_EXERCISE AIM_
Present the following data again exactly as it is shown.

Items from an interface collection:

##############################

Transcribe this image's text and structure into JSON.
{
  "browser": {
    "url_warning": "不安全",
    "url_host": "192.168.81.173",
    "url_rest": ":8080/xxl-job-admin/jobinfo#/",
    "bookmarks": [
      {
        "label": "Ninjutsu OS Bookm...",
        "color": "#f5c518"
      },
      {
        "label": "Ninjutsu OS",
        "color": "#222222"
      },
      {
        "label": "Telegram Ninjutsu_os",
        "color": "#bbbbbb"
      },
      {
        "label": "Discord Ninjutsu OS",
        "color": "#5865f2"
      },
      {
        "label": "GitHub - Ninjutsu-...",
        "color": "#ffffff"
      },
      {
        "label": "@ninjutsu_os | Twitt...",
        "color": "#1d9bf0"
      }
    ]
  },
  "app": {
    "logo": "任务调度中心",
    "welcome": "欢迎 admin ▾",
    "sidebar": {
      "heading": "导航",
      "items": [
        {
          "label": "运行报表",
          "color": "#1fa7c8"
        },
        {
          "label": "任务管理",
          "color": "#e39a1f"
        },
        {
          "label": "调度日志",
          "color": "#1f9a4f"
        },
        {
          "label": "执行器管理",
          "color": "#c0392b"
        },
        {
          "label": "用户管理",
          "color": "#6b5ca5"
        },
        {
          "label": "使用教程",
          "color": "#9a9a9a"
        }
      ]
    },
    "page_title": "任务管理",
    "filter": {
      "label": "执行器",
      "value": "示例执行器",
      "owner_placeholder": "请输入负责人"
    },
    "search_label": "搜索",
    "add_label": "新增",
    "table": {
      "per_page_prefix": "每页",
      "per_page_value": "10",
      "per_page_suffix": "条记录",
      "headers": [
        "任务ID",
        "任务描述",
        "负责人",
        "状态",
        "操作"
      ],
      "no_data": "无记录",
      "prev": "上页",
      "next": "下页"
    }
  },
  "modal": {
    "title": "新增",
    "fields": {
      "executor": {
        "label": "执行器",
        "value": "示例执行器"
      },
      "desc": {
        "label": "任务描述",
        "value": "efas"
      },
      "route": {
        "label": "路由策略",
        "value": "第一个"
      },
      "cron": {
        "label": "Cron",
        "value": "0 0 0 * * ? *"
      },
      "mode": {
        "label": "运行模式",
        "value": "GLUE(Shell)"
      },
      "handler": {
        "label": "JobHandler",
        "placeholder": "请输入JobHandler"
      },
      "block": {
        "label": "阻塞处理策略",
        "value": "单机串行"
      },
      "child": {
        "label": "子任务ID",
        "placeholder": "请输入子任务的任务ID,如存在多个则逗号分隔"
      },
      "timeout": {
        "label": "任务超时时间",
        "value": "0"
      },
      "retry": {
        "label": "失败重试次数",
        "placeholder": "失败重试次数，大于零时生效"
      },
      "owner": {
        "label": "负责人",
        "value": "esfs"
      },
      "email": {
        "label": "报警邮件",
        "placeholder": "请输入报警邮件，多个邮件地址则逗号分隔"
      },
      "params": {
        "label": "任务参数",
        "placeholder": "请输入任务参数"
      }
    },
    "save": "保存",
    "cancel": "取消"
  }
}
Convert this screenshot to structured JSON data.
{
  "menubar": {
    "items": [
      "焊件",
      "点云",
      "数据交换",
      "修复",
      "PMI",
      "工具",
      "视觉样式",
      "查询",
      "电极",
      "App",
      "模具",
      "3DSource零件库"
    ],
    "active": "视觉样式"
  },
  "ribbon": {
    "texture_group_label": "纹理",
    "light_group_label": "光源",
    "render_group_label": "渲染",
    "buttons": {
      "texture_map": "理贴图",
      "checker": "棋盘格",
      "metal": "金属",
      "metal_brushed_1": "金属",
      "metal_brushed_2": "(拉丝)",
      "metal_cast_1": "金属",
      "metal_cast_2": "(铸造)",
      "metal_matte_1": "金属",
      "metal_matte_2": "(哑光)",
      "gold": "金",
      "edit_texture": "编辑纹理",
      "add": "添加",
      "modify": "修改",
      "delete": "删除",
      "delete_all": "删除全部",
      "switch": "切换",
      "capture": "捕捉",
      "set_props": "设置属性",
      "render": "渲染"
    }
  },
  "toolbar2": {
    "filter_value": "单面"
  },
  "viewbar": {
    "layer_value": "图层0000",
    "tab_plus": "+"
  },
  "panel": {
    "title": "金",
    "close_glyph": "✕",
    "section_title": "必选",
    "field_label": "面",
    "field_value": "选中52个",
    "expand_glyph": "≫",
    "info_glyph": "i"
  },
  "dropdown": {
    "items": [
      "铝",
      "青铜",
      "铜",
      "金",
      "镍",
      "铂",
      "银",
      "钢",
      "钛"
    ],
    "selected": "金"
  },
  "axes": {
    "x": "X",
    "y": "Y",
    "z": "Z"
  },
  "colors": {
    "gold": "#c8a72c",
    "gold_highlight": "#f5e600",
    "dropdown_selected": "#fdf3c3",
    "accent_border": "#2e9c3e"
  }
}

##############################

_PROBLEM SOLUTION_
Transcribe this image's text and structure into JSON.
{
  "browser": {
    "url_warning": "不安全",
    "url_host": "192.168.81.173",
    "url_rest": ":8080/xxl-job-admin/jobinfo#/",
    "bookmarks": [
      {
        "label": "Ninjutsu OS Bookm...",
        "color": "#f5c518"
      },
      {
        "label": "Ninjutsu OS",
        "color": "#222222"
      },
      {
        "label": "Telegram Ninjutsu_os",
        "color": "#bbbbbb"
      },
      {
        "label": "Discord Ninjutsu OS",
        "color": "#5865f2"
      },
      {
        "label": "GitHub - Ninjutsu-...",
        "color": "#ffffff"
      },
      {
        "label": "@ninjutsu_os | Twitt...",
        "color": "#1d9bf0"
      }
    ]
  },
  "app": {
    "logo": "任务调度中心",
    "welcome": "欢迎 admin ▾",
    "sidebar": {
      "heading": "导航",
      "items": [
        {
          "label": "运行报表",
          "color": "#1fa7c8"
        },
        {
          "label": "任务管理",
          "color": "#e39a1f"
        },
        {
          "label": "调度日志",
          "color": "#1f9a4f"
        },
        {
          "label": "执行器管理",
          "color": "#c0392b"
        },
        {
          "label": "用户管理",
          "color": "#6b5ca5"
        },
        {
          "label": "使用教程",
          "color": "#9a9a9a"
        }
      ]
    },
    "page_title": "任务管理",
    "filter": {
      "label": "执行器",
      "value": "示例执行器",
      "owner_placeholder": "请输入负责人"
    },
    "search_label": "搜索",
    "add_label": "新增",
    "table": {
      "per_page_prefix": "每页",
      "per_page_value": "10",
      "per_page_suffix": "条记录",
      "headers": [
        "任务ID",
        "任务描述",
        "负责人",
        "状态",
        "操作"
      ],
      "no_data": "无记录",
      "prev": "上页",
      "next": "下页"
    }
  },
  "modal": {
    "title": "新增",
    "fields": {
      "executor": {
        "label": "执行器",
        "value": "示例执行器"
      },
      "desc": {
        "label": "任务描述",
        "value": "efas"
      },
      "route": {
        "label": "路由策略",
        "value": "第一个"
      },
      "cron": {
        "label": "Cron",
        "value": "0 0 0 * * ? *"
      },
      "mode": {
        "label": "运行模式",
        "value": "GLUE(Shell)"
      },
      "handler": {
        "label": "JobHandler",
        "placeholder": "请输入JobHandler"
      },
      "block": {
        "label": "阻塞处理策略",
        "value": "单机串行"
      },
      "child": {
        "label": "子任务ID",
        "placeholder": "请输入子任务的任务ID,如存在多个则逗号分隔"
      },
      "timeout": {
        "label": "任务超时时间",
        "value": "0"
      },
      "retry": {
        "label": "失败重试次数",
        "placeholder": "失败重试次数，大于零时生效"
      },
      "owner": {
        "label": "负责人",
        "value": "esfs"
      },
      "email": {
        "label": "报警邮件",
        "placeholder": "请输入报警邮件，多个邮件地址则逗号分隔"
      },
      "params": {
        "label": "任务参数",
        "placeholder": "请输入任务参数"
      }
    },
    "save": "保存",
    "cancel": "取消"
  }
}
Convert this screenshot to structured JSON data.
{
  "menubar": {
    "items": [
      "焊件",
      "点云",
      "数据交换",
      "修复",
      "PMI",
      "工具",
      "视觉样式",
      "查询",
      "电极",
      "App",
      "模具",
      "3DSource零件库"
    ],
    "active": "视觉样式"
  },
  "ribbon": {
    "texture_group_label": "纹理",
    "light_group_label": "光源",
    "render_group_label": "渲染",
    "buttons": {
      "texture_map": "理贴图",
      "checker": "棋盘格",
      "metal": "金属",
      "metal_brushed_1": "金属",
      "metal_brushed_2": "(拉丝)",
      "metal_cast_1": "金属",
      "metal_cast_2": "(铸造)",
      "metal_matte_1": "金属",
      "metal_matte_2": "(哑光)",
      "gold": "金",
      "edit_texture": "编辑纹理",
      "add": "添加",
      "modify": "修改",
      "delete": "删除",
      "delete_all": "删除全部",
      "switch": "切换",
      "capture": "捕捉",
      "set_props": "设置属性",
      "render": "渲染"
    }
  },
  "toolbar2": {
    "filter_value": "单面"
  },
  "viewbar": {
    "layer_value": "图层0000",
    "tab_plus": "+"
  },
  "panel": {
    "title": "金",
    "close_glyph": "✕",
    "section_title": "必选",
    "field_label": "面",
    "field_value": "选中52个",
    "expand_glyph": "≫",
    "info_glyph": "i"
  },
  "dropdown": {
    "items": [
      "铝",
      "青铜",
      "铜",
      "金",
      "镍",
      "铂",
      "银",
      "钢",
      "钛"
    ],
    "selected": "金"
  },
  "axes": {
    "x": "X",
    "y": "Y",
    "z": "Z"
  },
  "colors": {
    "gold": "#c8a72c",
    "gold_highlight": "#f5e600",
    "dropdown_selected": "#fdf3c3",
    "accent_border": "#2e9c3e"
  }
}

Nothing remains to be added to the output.